I think that he is. … I think the chances are pretty good … that he's in China, because if he had left -- and many people have left China -- he might have felt free to talk. The fact that we have not heard from him since that amazing incident tells me he's still alive; he's still there. He has not been caught, and he's certainly not telling anybody that he's the man.
… I told you about the journalist [Alfred Lee] who admitted to me that he'd invented the name Wang Wei Lin [as the name of the Tank Man]. You were never convinced, were you, that that was his real name. Why were you suspicious of it?
When soon after June 4th, 1989, a foreign journalist published a story saying that the Tank Man was Wang Wei Lin, I didn't believe it because, you know, it's great to have a scoop, but if no one can follow it, if no one can match it, then it doesn't exist. … None of the resident correspondents in Beijing -- many of whom are fluent in Chinese and have many sources, many connections, all kinds of information -- no one could match it. … I also took into account that the journalist who reported the story was not a resident foreign correspondent in Beijing. …
…We passed out copies of that famous picture to undergraduates at Beijing University -- the hub where the first activism started -- and these undergraduates were genuinely mystified. One of them said, "I don't know; maybe it's a parade or something," and another one said very politely, "May I ask if this is a piece of your artwork?" How has the regime succeeded in wiping out recent history?
It is stunning that university students at Beida [Beijing University] would not know this picture. … On the other hand, China has so many secrets, and people understand that it's dangerous to share information. I went back to Beijing University, where I had studied, to talk to my old teachers, … and we didn't talk about Tiananmen either at first. Of course I wanted to talk about Tiananmen, so I sort of waited, and then eventually I slid in sideways to the subject, but that's the only reason they talked about it. It's not something that people would readily talk about, because you just get into trouble. There is no upside to talking about it at this point.
… I don't know what it tells you about a country when you could have such a cataclysmic event as Tiananmen Square, and then suddenly you lop off the reality for all the people coming after. … But the great thing about China is that history is valued, so that it will come out one day. People will keep records; people will eventually write about this.
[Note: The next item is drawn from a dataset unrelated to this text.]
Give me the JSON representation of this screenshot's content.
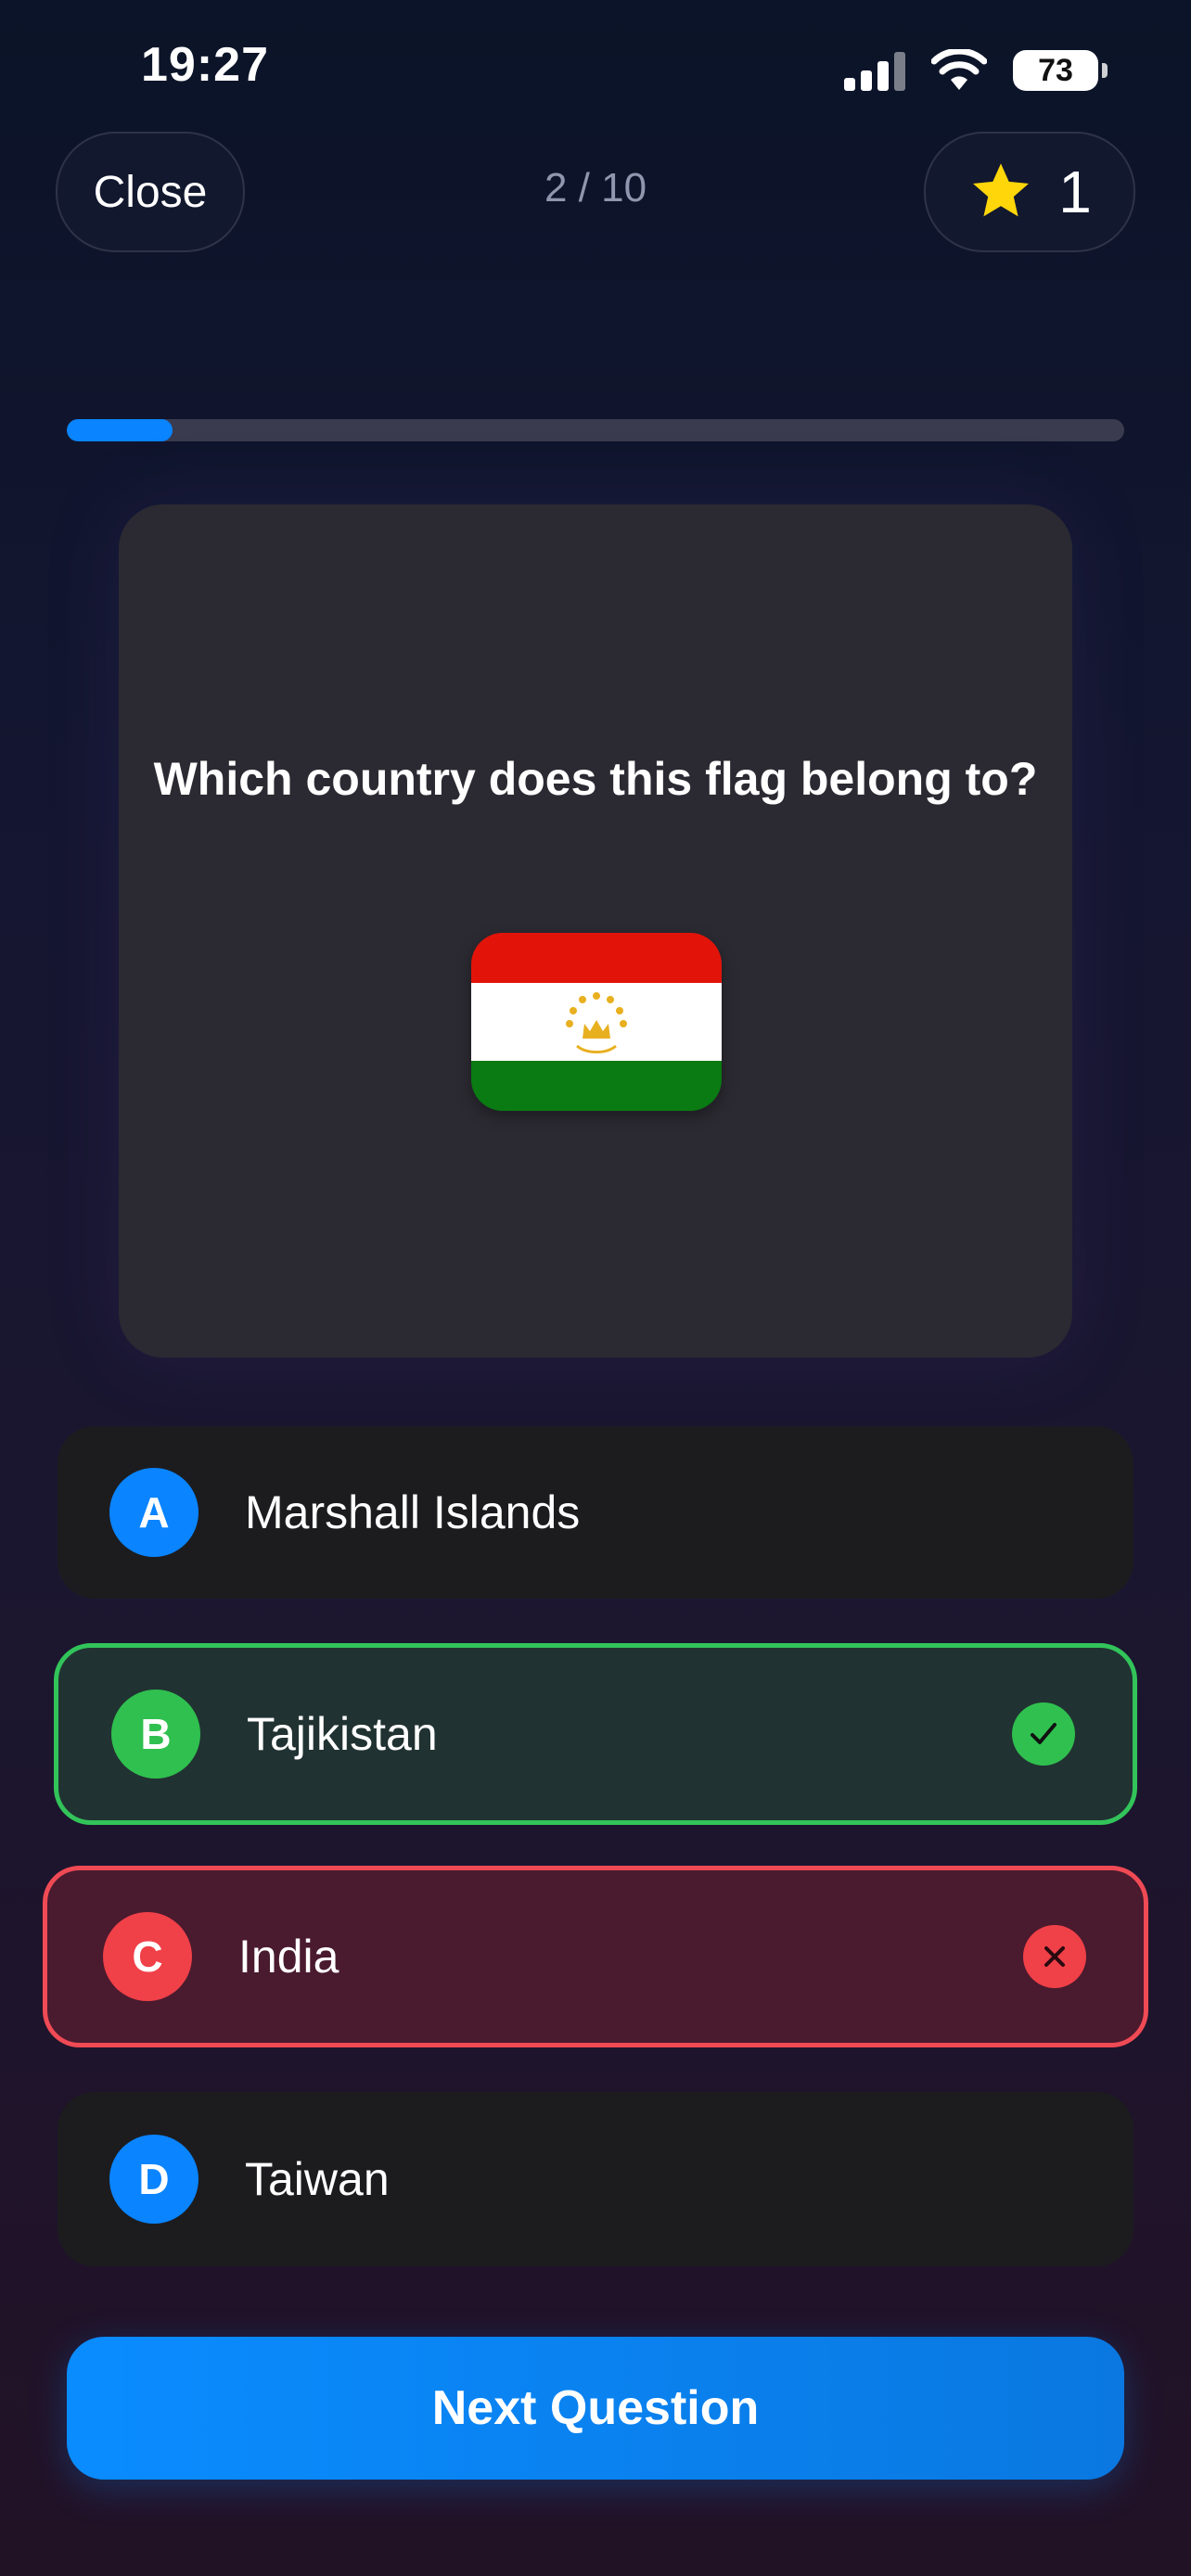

It's not that it's disappeared forever. In Chinese history, each dynasty has secrets that it suppresses, and then it's up to the next dynasty to write the true history of the previous dynasty. Each dynasty writes its own propaganda; the next dynasty writes the true history. So I assume this will happen in China, too. …